My roommate and friend from college worked in a major publishing firm in New York City. She brought home a stack of free books from the extras cart (a perk of the job) and plopped them on our coffee table. As we looked them over, one particular volume piqued my interest. It was a book about romantic bed and breakfasts in New England. I had been dating my boyfriend (now husband) Tony for around nine months, and we were in the early stage of falling in love. It was almost Valentine’s Day, and I was dreaming about a romantic escape.
I was curious about the book, so I started leafing through the pages. As I read, I became really interested in a charming place in Jefferson, New Hampshire. It was pretty far north and near theWhite Mountains, but the description made it sound ideal. It was a restored farmhouse that boasted homemade quilts covering the beds, gourmet breakfasts, and a roaring fireplace in the living room. The nearby White mountains offered both downhill and cross-country skiing. I was a skier, and the slopes had tons of snow that winter. I had visions of a white wonderland and snuggling by the fire après ski. I pitched the trip to Tony, and he liked the idea. He was not a downhill skier, though, so we decided to try cross-country skiing instead. Neither of us had tried that before.
On the Friday of Valentine’s Day weekend, we drove our rental car six hours up to Jefferson. It started off well, we had fun talking about our work week and just catching up. But, as we got off the main highways and made our way onto the less-traveled roads, it became totally dark. Then we hit a blizzard. The snow started falling pretty heavily, and our conversation became tense. I could tell Tony was getting nervous about the weather, and we were still about an hour away from our destination. It was late, the roads were scary, and it was a stressful start to the weekend.
The next morning, the sun was up, and the rays glinted off the fresh blanket of snow. It was just as I had hoped. Our hosts were lovely, and the farmhouse was warm and inviting. At breakfast, they poured us piping hot coffee and served a delicious breakfast. I still remember that gigantic puffy pancake called a Dutch Baby.
Our host gave us directions to the ski rental shop. We rented equipment and grabbed a map for the cross-country trails nearby. I had my ski jacket and gloves, but Tony had never skied before. He jumped in the car right from work and didn’t pack anything waterproof. He used his tweed overcoat and Brooks Brothers leather gloves. We were cracking up. I asked him how he was going to manage without the right gear. He laughed and said he would be fine.
As we started on the trail (around 9:00 am) we never thought to buy water or snacks, we just parked our car and started our day. We were full after breakfast and only planned to ski until lunchtime. Several hours later, probably around 3:00 pm, we were lost, tired, and hungry. At least I wasn’t cold. By a stroke of good fortune, we met up with some skiers from the Amherst College cross country team.
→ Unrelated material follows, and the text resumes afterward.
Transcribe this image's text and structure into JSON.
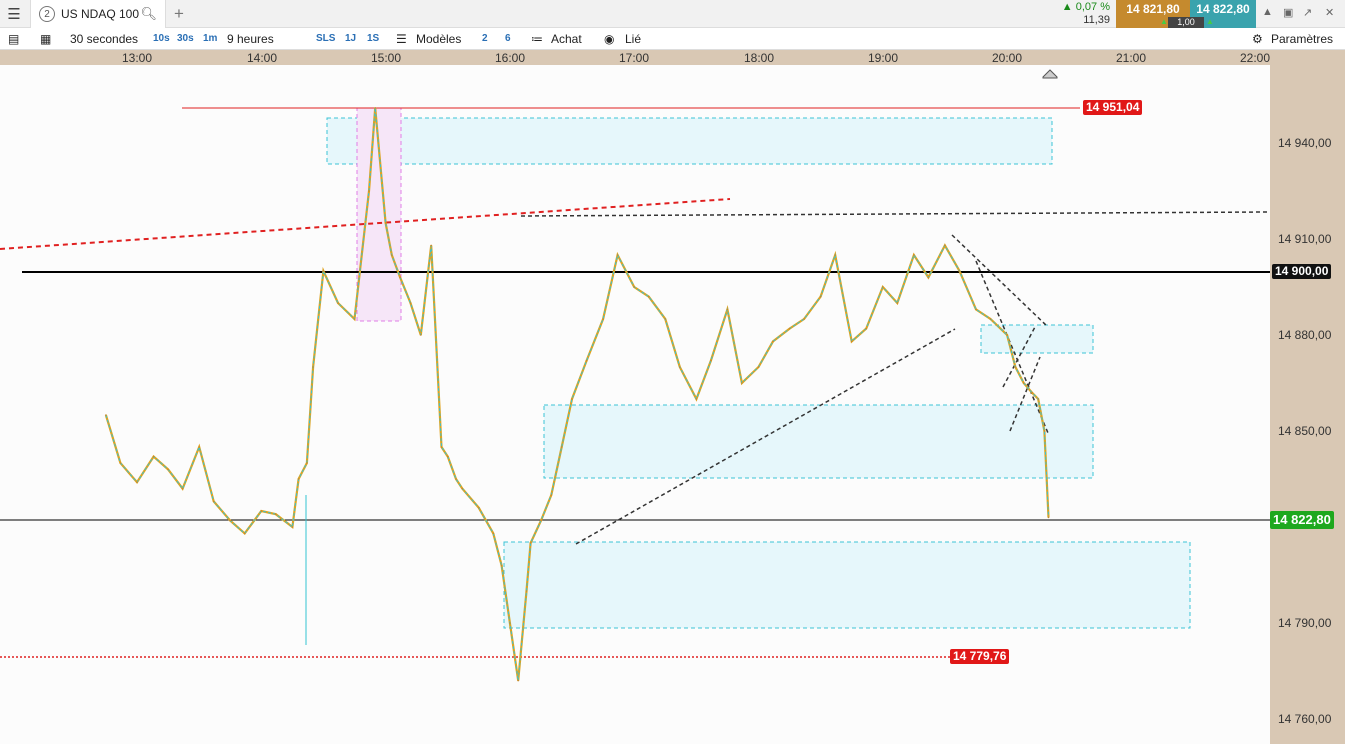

They were shocked when we told them that we were lost and didn’t pack provisions. I don’t know what they thought of Tony’s outfit or my fur headband that I thought was super cute at the time. We looked ridiculous. Tony thought it would be fun to call me Svetlana because of my headband, and I guess he must have called me that in front of the ski team. Next thing I knew, they were talking to me and calling me Svetlana too.
They helped us find our way and pointed us in the direction of the trail that would lead back to the trailhead. After trekking for hours up and down hills in the forest on those narrow skis, I began to lose hope. My will gave out, and I couldn’t take another step. In a dramatic moment, I collapsed on the ground and whimpered, “Leave me here. I can’t go on.” Tony just laughed and said, “Jeanine, get up the car is right there!” I sat up and saw the car we left that morning. We finally got back and got our equipment off. Then we laughed so hard we stopped breathing. The hunger from not eating since breakfast and basically burning a million calories that day led us to a local diner just down the road.
The waitress asked us what we wanted. We ordered five or six appetizers and two dinner platters. She looked amazed, but we ate it ALL. That weekend was our first attempt as spending time as a new couple. It had its highs and low, but that trip bonded us. Luckily we didn’t break up. Instead, we laughed and were grateful that we made it out of the forest in one piece. It has become a legend in our book of stories about our life together and it reminds us of why we love each other so much. We were just two crazy kids trying to figure out if we had what it took to make our relationship last.
We tell that story to our friends and our kids and still laugh so hard we can hardly breathe. “What were we thinking? What were we wearing? Why didn’t we pack snacks? The shrieks of laughter bring us to tears. We still have a sense of adventure, and we love to explore, but from now on, we bring drinks and snacks.